The stop API is a simple stop method on readers:

reader.stop(arg); // arg is optional - see below

Stopping becomes a bit tricky when a stream has been forked or teed. The stop API provides 3 options to stop a branch:

  • Stopping only the current branch: the notification will be propagated to the fork but not further upwards, unless the other branches have also been stopped. This is the default when arg is falsy or omitted.
  • Stopping the current branch and closing the other branches silently. This is achieved by passing true as arg. The consumers of the other branches will receive the undefined end-of-stream marker when reading further.
  • Stopping the current branch and closing the other branches with an error. This is achieved by passing an error object as arg. The consumers of the other branches will get this error when reading further.

Note: In the second and third case values which had been buffered in the other branches before the stop call will still be delivered, before the end-of-stream marker or the error. So they may not stop immediately.

Operations like limit, while or until send a stop notification upwards.

A writer may also decide to stop its stream processing chain. If its write method throws an exception the current branch will be stopped and the exception will be propagated to other branches. A writer may also stop the chain silently by throwing a new StopException(arg) where arg is the falsy or true value which will be propagated towards the source of the chain.

Note: writers also have a stop method but this method is only used internally to propagate exceptions in a tee or fork.

Writer chaining

You can also chain operations on writers via a special pre property. For example:

// create a binary file writer
var rawWriter = ez.devices.file.binary.writer("data.gzip");
// create another writer that applies a gzip transform before the file writer
var zipWriter = rawWriter.pre.nodeTransform(zlib.createGzip());

All the chainable operations available on readers (map, filter, transform, nodeTransform, ...) can also be applied to writers through this pre property.

Note: the pre property was introduced to stress the fact that the operation is applied before writing to the original writer, even though it appears after in the chain.


Backpressure is a non-issue. The ez-streams plumbing takes care of the low level pause/resume dance on the reader side, and of the write/drain dance on the write side. The event loop takes care of the rest.
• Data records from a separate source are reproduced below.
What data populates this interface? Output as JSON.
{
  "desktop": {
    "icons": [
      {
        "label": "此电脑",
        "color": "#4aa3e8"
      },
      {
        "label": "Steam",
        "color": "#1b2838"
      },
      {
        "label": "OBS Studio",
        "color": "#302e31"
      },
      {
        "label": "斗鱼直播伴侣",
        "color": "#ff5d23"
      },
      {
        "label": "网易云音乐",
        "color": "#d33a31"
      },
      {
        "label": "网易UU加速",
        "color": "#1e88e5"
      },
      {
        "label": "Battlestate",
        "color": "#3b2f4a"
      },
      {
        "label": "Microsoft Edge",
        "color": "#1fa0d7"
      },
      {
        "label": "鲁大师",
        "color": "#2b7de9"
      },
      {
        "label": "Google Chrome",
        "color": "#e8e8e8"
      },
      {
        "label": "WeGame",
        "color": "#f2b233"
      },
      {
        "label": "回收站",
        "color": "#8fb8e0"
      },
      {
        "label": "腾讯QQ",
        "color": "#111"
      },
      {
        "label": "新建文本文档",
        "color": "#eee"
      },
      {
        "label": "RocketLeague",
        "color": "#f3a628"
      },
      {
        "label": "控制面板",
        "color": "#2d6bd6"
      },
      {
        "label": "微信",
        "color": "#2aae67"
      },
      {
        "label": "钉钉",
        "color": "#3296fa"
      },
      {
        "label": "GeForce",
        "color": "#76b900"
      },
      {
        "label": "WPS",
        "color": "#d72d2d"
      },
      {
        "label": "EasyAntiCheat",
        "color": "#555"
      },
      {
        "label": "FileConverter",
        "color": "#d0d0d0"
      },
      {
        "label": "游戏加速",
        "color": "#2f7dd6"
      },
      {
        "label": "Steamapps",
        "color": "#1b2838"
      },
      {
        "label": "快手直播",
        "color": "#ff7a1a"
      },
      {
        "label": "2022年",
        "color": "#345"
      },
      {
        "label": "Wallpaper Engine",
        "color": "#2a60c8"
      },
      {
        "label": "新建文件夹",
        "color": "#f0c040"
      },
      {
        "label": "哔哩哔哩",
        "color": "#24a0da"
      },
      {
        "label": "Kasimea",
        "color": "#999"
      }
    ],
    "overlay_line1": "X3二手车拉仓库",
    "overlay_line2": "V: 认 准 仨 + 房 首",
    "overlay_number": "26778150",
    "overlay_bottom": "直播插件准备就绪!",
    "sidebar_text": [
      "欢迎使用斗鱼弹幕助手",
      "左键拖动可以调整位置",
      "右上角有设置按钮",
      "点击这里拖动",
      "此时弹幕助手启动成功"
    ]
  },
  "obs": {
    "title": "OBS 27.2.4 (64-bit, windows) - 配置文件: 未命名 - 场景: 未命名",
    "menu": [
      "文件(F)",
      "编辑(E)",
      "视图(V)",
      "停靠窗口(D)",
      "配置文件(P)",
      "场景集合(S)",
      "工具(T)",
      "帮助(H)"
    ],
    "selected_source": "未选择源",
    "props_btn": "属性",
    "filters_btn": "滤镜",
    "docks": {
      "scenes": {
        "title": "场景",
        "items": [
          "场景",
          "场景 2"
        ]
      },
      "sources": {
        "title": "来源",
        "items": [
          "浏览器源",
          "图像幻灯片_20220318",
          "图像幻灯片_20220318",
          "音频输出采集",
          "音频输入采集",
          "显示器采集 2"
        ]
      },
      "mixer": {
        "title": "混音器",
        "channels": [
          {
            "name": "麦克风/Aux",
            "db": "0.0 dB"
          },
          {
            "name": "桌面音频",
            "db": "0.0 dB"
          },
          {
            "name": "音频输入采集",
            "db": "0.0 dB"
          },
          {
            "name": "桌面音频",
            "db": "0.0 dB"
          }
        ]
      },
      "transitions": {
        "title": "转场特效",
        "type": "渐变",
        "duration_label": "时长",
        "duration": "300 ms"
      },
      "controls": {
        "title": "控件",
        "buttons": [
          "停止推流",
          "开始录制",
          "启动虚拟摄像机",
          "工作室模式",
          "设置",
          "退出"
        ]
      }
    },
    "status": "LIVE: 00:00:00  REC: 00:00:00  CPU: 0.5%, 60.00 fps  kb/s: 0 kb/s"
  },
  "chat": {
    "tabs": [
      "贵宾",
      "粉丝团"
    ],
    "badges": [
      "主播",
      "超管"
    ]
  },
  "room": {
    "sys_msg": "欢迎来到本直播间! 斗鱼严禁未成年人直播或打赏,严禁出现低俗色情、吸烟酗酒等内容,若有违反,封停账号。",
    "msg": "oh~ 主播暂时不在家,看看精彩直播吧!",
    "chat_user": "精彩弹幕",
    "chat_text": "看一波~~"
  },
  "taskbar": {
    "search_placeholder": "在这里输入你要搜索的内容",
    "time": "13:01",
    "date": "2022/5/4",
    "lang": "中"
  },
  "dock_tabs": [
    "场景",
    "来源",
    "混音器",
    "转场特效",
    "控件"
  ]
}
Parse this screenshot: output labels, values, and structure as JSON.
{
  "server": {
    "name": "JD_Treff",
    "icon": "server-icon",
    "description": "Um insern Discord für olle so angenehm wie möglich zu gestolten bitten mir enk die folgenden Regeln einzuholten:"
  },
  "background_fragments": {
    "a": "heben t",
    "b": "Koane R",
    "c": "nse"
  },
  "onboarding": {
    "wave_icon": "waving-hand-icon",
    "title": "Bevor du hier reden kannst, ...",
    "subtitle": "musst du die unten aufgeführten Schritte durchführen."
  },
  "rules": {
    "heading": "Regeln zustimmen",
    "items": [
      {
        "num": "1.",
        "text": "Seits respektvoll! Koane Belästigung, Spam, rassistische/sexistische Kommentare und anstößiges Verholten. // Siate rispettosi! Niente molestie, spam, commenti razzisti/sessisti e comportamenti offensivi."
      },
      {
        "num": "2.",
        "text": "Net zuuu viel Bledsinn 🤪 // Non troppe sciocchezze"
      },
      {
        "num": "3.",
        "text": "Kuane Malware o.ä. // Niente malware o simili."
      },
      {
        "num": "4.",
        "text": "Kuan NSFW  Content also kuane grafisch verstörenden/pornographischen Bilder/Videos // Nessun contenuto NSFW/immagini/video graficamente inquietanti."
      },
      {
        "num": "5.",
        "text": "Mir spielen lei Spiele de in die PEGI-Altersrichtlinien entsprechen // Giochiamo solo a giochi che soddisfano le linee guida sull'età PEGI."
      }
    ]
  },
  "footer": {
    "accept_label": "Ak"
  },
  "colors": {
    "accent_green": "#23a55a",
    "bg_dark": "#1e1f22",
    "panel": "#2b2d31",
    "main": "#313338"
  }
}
So you don't have to worry about backpressure when writing EZ streams code.

Instead of worrying about backpressure, you should worry about buffering. You can control buffering on the source side by passing special options to ez.devices.node.reader(nodeStream, options). See the node-wrappers documentation (ReadableStream) for details. You can also control buffering by injecting buffer(max) calls into your chains. The typical pattern is:

reader.transform(T1).buffer(N).transform(T2).pipe(_, writer);

Database support

It is easy to interface ez-streams with node.js database drivers. Database support was bundled with ez-streams until version 0.1.6 but it is now provided through separate node.js packages. The following packages are published to NPM:


See the API reference.

More information

The following blog article gives background information on this API design:


This work is licensed under the terms of the MIT license.